Prawn & Ginger Egg Foo Young

I never thought I would say this, but omelettes aren’t just for brunch!

As perfect as they may be for soaking up bubble-heavy mimosas, or stilling those flat-white morning jitters, these eggy envelopes deserve so much more than the standard fare we stuff them with. Quick and versatile, an omelette can pretty much be anything you want it to be, and this is especially true when they are cooked Chinese-style!

Egg Foo Young (Chinese Omelette) is a dish most of us know from our local takeaway, but very few of us realise how easy it is to make at home. If you can make an omelette, the chances are you can make this classic Cantonese dish too! Though similar in almost every way, Chinese “omelettes” are, in terms of flavour, a world apart from their western counterparts. Added to very hot oil, Egg Foo Young is crispy and, as such, benefits from that elusive wok hei (‘breath of a wok’). Add to that an umami laden sauce, and their irresistible flavour is almost complete…

But, of course, what’s an omelette without fillings?

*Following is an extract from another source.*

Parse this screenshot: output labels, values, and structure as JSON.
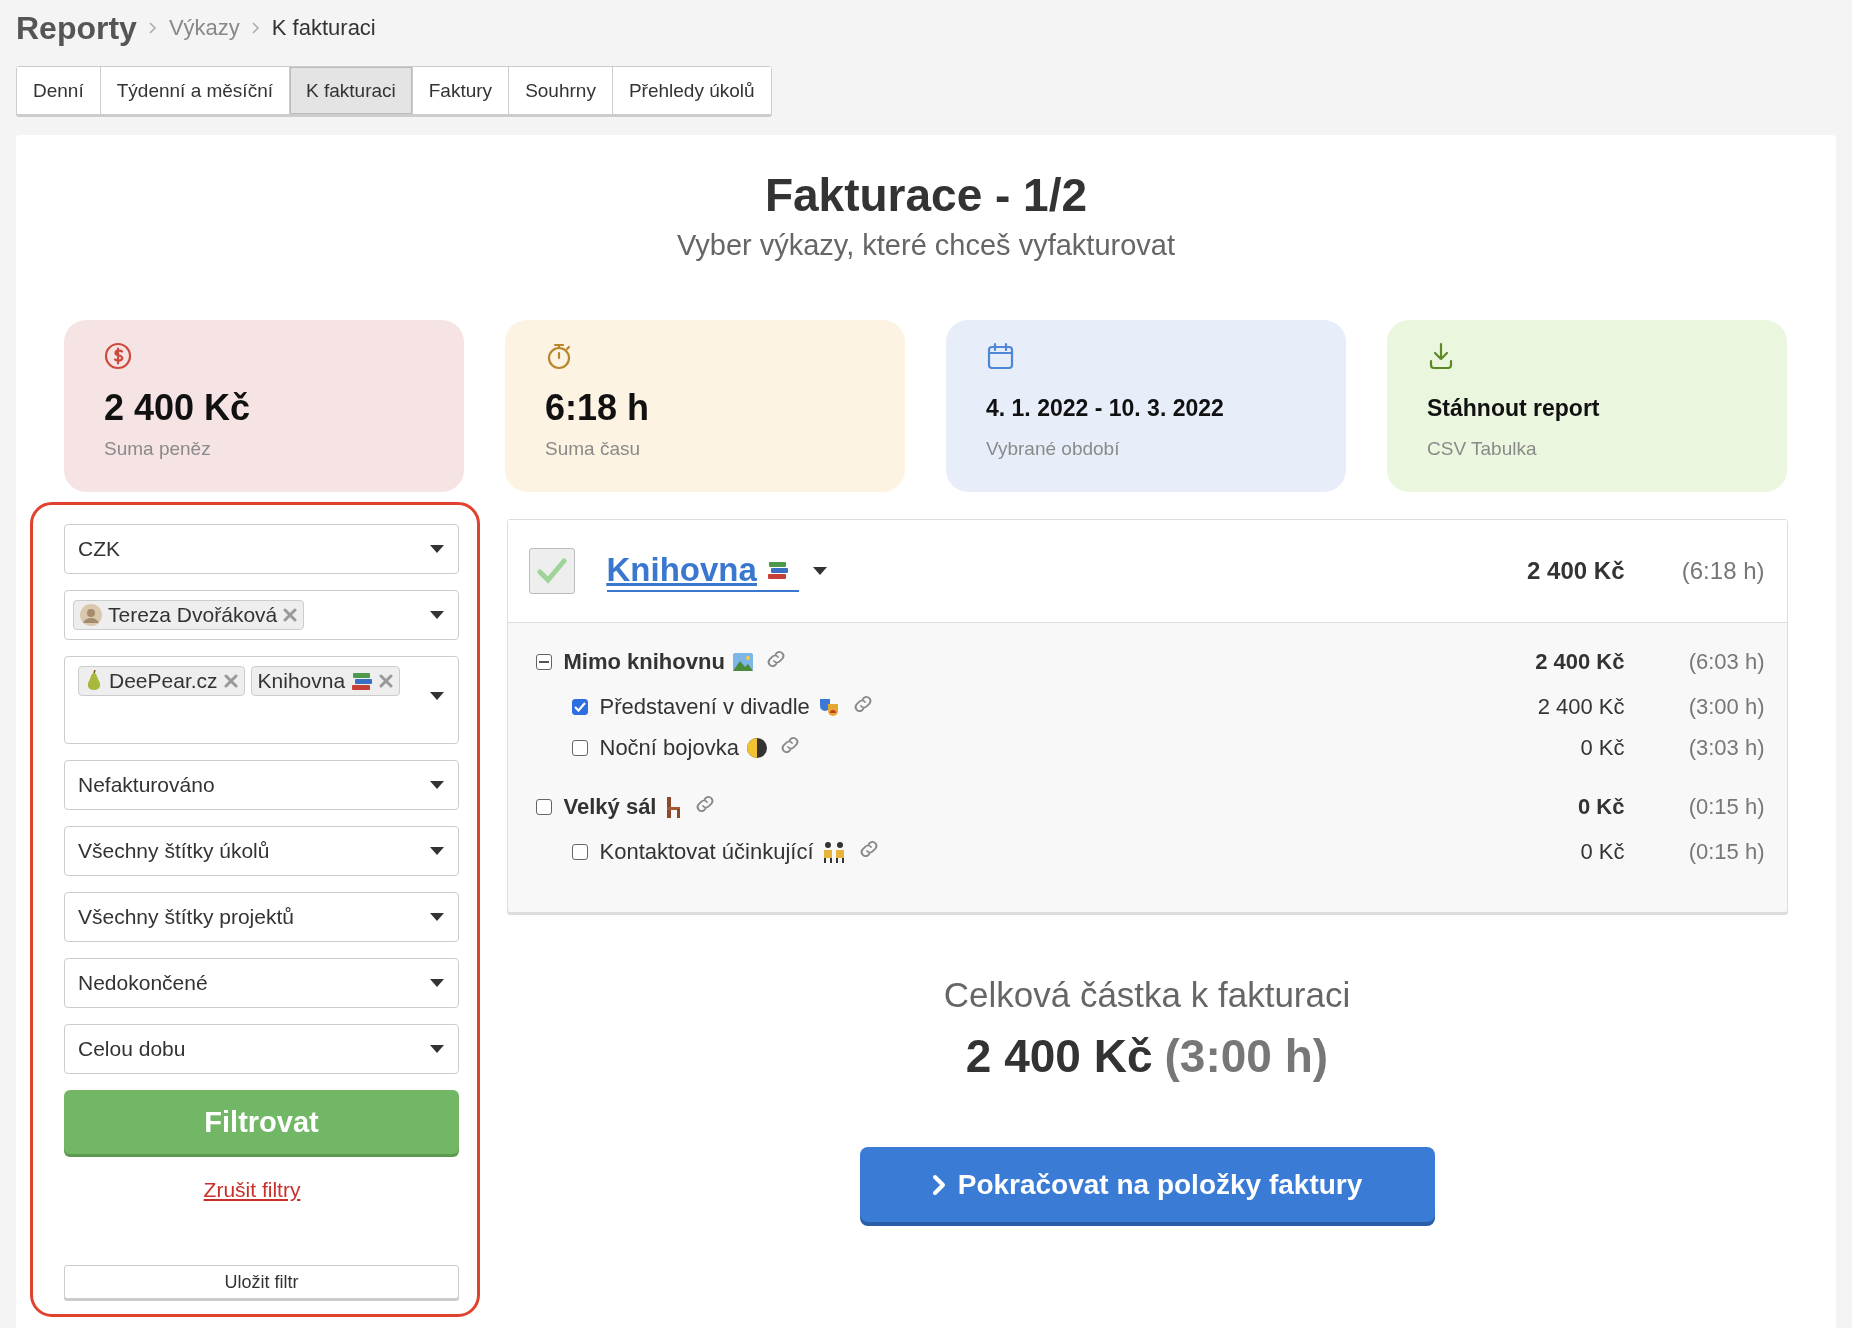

The options for filling your Egg Foo Young are virtually endless, and go way beyond the generic takeaway options you are probably used to seeing. Seasoned with a dash of soy sauce instead of the usual salt and pepper, the egg mix is the perfect foil for anything from the classic char siew (Chinese BBQ Pork) to julienned vegetables. 

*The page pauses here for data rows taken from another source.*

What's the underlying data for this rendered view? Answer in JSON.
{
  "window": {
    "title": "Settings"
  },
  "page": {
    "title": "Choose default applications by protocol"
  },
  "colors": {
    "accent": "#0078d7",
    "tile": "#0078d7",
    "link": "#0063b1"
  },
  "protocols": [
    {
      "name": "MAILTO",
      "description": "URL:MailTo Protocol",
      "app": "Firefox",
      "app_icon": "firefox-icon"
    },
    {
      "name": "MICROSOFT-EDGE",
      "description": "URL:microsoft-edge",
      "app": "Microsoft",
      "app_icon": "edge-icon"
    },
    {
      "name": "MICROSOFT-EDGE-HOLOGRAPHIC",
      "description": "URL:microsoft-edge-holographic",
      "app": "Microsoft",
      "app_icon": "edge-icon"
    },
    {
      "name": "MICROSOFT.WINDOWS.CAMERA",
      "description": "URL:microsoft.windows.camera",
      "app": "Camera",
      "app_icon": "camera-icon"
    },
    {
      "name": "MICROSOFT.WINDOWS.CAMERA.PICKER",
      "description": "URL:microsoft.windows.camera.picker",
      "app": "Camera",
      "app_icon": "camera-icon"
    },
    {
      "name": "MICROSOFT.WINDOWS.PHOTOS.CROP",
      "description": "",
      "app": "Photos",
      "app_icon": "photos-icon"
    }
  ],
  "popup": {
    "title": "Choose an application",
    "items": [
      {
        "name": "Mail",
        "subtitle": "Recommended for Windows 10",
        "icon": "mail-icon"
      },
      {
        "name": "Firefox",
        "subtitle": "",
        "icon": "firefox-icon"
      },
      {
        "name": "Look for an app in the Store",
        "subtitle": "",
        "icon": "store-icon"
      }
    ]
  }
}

For this recipe I’m pushing the boat out and using prawns. It might seem like a waste to use them in something like an omelette, but rest assured it’s not. I love the sweet meatiness of the prawns with the fresh bite of the gingery eggs – its a classic combination and makes the perfect addition to a larger meal, or (if you want to spoil yourself) just have it on its own with some plain rice.

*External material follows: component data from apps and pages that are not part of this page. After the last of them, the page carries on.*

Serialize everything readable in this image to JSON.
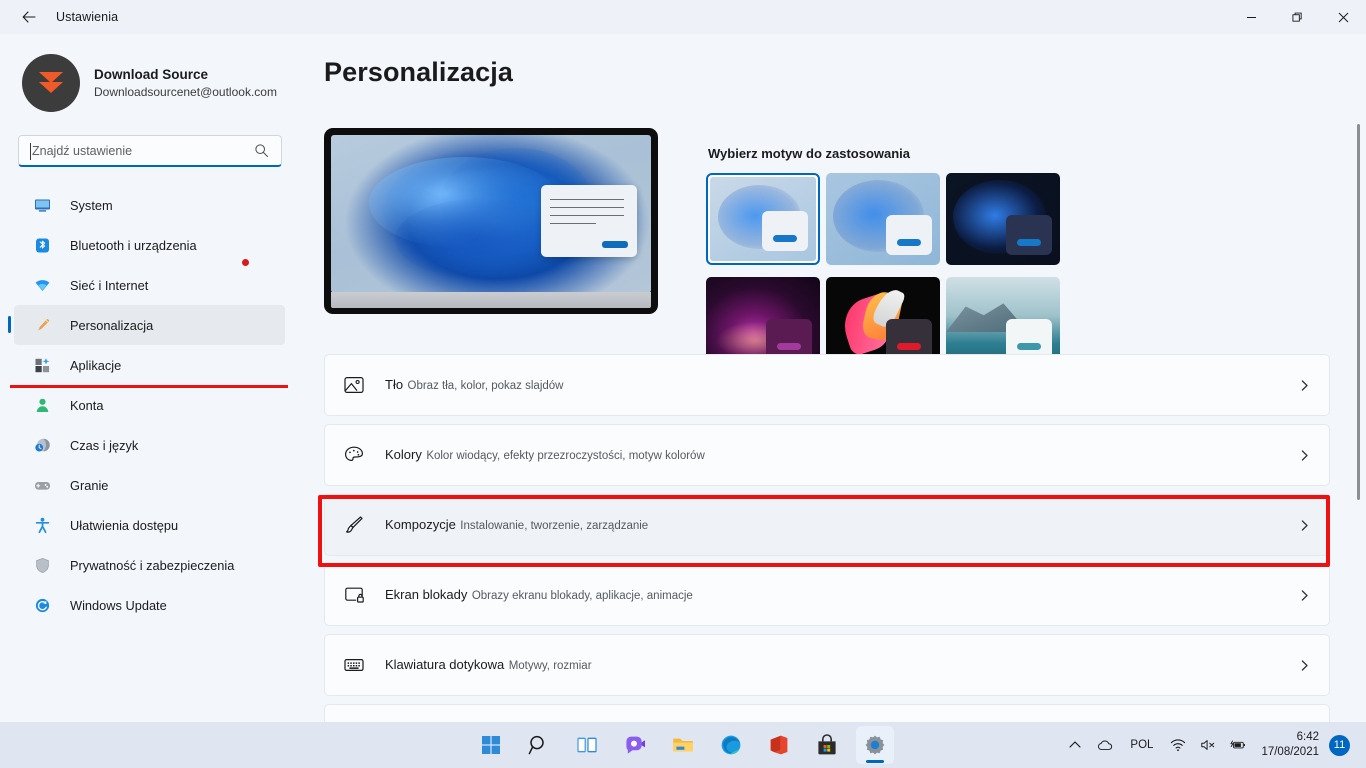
{
  "titlebar": {
    "back_icon": "back-arrow-icon",
    "title": "Ustawienia",
    "minimize_label": "minimize-icon",
    "restore_label": "restore-icon",
    "close_label": "close-icon"
  },
  "account": {
    "name": "Download Source",
    "email": "Downloadsourcenet@outlook.com"
  },
  "search": {
    "placeholder": "Znajdź ustawienie",
    "value": "",
    "icon": "search-icon"
  },
  "sidebar": {
    "items": [
      {
        "label": "System",
        "icon": "monitor-icon",
        "selected": false,
        "dot": false
      },
      {
        "label": "Bluetooth i urządzenia",
        "icon": "bluetooth-icon",
        "selected": false,
        "dot": false
      },
      {
        "label": "Sieć i Internet",
        "icon": "wifi-icon",
        "selected": false,
        "dot": true
      },
      {
        "label": "Personalizacja",
        "icon": "paintbrush-icon",
        "selected": true,
        "dot": false
      },
      {
        "label": "Aplikacje",
        "icon": "apps-icon",
        "selected": false,
        "dot": false
      },
      {
        "label": "Konta",
        "icon": "person-icon",
        "selected": false,
        "dot": false
      },
      {
        "label": "Czas i język",
        "icon": "clock-globe-icon",
        "selected": false,
        "dot": false
      },
      {
        "label": "Granie",
        "icon": "gamepad-icon",
        "selected": false,
        "dot": false
      },
      {
        "label": "Ułatwienia dostępu",
        "icon": "accessibility-icon",
        "selected": false,
        "dot": false
      },
      {
        "label": "Prywatność i zabezpieczenia",
        "icon": "shield-icon",
        "selected": false,
        "dot": false
      },
      {
        "label": "Windows Update",
        "icon": "update-icon",
        "selected": false,
        "dot": false
      }
    ]
  },
  "main": {
    "page_title": "Personalizacja",
    "theme_section_heading": "Wybierz motyw do zastosowania",
    "themes": [
      {
        "name": "theme-windows-light",
        "selected": true
      },
      {
        "name": "theme-windows-light-2",
        "selected": false
      },
      {
        "name": "theme-windows-dark",
        "selected": false
      },
      {
        "name": "theme-glow-dark",
        "selected": false
      },
      {
        "name": "theme-flow-dark",
        "selected": false
      },
      {
        "name": "theme-captured-motion-light",
        "selected": false
      }
    ],
    "settings": [
      {
        "title": "Tło",
        "subtitle": "Obraz tła, kolor, pokaz slajdów",
        "icon": "picture-icon",
        "highlighted": false
      },
      {
        "title": "Kolory",
        "subtitle": "Kolor wiodący, efekty przezroczystości, motyw kolorów",
        "icon": "palette-icon",
        "highlighted": false
      },
      {
        "title": "Kompozycje",
        "subtitle": "Instalowanie, tworzenie, zarządzanie",
        "icon": "paintbrush-icon",
        "highlighted": true
      },
      {
        "title": "Ekran blokady",
        "subtitle": "Obrazy ekranu blokady, aplikacje, animacje",
        "icon": "lockscreen-icon",
        "highlighted": false
      },
      {
        "title": "Klawiatura dotykowa",
        "subtitle": "Motywy, rozmiar",
        "icon": "keyboard-icon",
        "highlighted": false
      }
    ]
  },
  "taskbar": {
    "icons": [
      {
        "name": "start-icon",
        "active": false
      },
      {
        "name": "search-icon",
        "active": false
      },
      {
        "name": "task-view-icon",
        "active": false
      },
      {
        "name": "chat-icon",
        "active": false
      },
      {
        "name": "file-explorer-icon",
        "active": false
      },
      {
        "name": "edge-icon",
        "active": false
      },
      {
        "name": "office-icon",
        "active": false
      },
      {
        "name": "microsoft-store-icon",
        "active": false
      },
      {
        "name": "settings-icon",
        "active": true
      }
    ],
    "tray": {
      "chevron": "chevron-up-icon",
      "cloud": "onedrive-icon",
      "language": "POL",
      "wifi": "wifi-icon",
      "volume": "speaker-muted-icon",
      "battery": "battery-charging-icon",
      "time": "6:42",
      "date": "17/08/2021",
      "notification_count": "11"
    }
  },
  "colors": {
    "accent": "#0067c0",
    "highlight_red": "#ee1111",
    "window_bg": "#f3f6fb",
    "taskbar_bg": "#dfe6f2"
  }
}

For more Chinese recipes from the Muddled Pantry, please follow the link here.

For tips on stocking a Chinese pantry, please follow the link here.

Prawn & Ginger Egg Foo Young

Serves: 2


  • 6 large prawns, shelled and cleaned
  • 3 large eggs
  • 3 cm fresh ginger, finely chopped 
  • 1 spring onion, finely chopped  
  • 2 tsp light soy sauce 
  • Pinch of ground white pepper
  • 1/4 cup cooking oil (peanut, sunflower or vegetable)


  • 2 tbsp oyster sauce 
  • 1 – 2 tsp Chinese Black Vinegar
  • 1 tbsp water
  • 1 tsp sesame oil 


  1. In a bowl, mix the eggs, soy sauce, white pepper and ginger till combined
  2. Heat a large wok on a very high heat, then add a tablespoon of oil
  3. Add the prawns and stir-fry until just cooked
  4. Remove the prawns and wash the wok out
  5. In second bowl, mix together all the sauce ingredients (except the sesame oil) and heat in the microwave for 20 seconds. Alternatively, this can be done on the stove in a small pot.
  6. Add the sesame oil to the warm sauce and stir to combine
  7. Place the wok back on a high heat and pour in the oil 
  8. Bring the oil to a very high temperature, then add the egg mixture
  9. The eggs will immediately puff up as they hit the oil
  10. Reduce the heat to medium and leave it undisturbed for a minute or so, checking now and again that the egg isn’t burning. Once golden, swirl the mixture around  the wok to cook through. 
  11. Just before it sets, add the prawns and spring onions, then fold over once, and then  once again. 
  12. Remove from the wok, and then smother it with the warm sauce
  13. Serve immediately

Serve with: can either be eaten on it’s own with plain white rice, or form part of a larger meal, along side some Sichuan Stir-fry Cabbage and perhaps some spicy mapo tofu

For more Chinese recipes from the Muddled Pantry, please follow the link here.

For tips on stocking a Chinese pantry, please follow the link here.



  1. I made this yesterday. So…good!! Love the extra special vinegar sauce. Thanks Liam. This is going to become my go to when I am lazy.


Leave a Reply

Fill in your details below or click an icon to log in: Logo

You are commenting using your account. Log Out /  Change )

Twitter picture

You are commenting using your Twitter account. Log Out /  Change )

Facebook photo

You are commenting using your Facebook account. Log Out /  Change )

Connecting to %s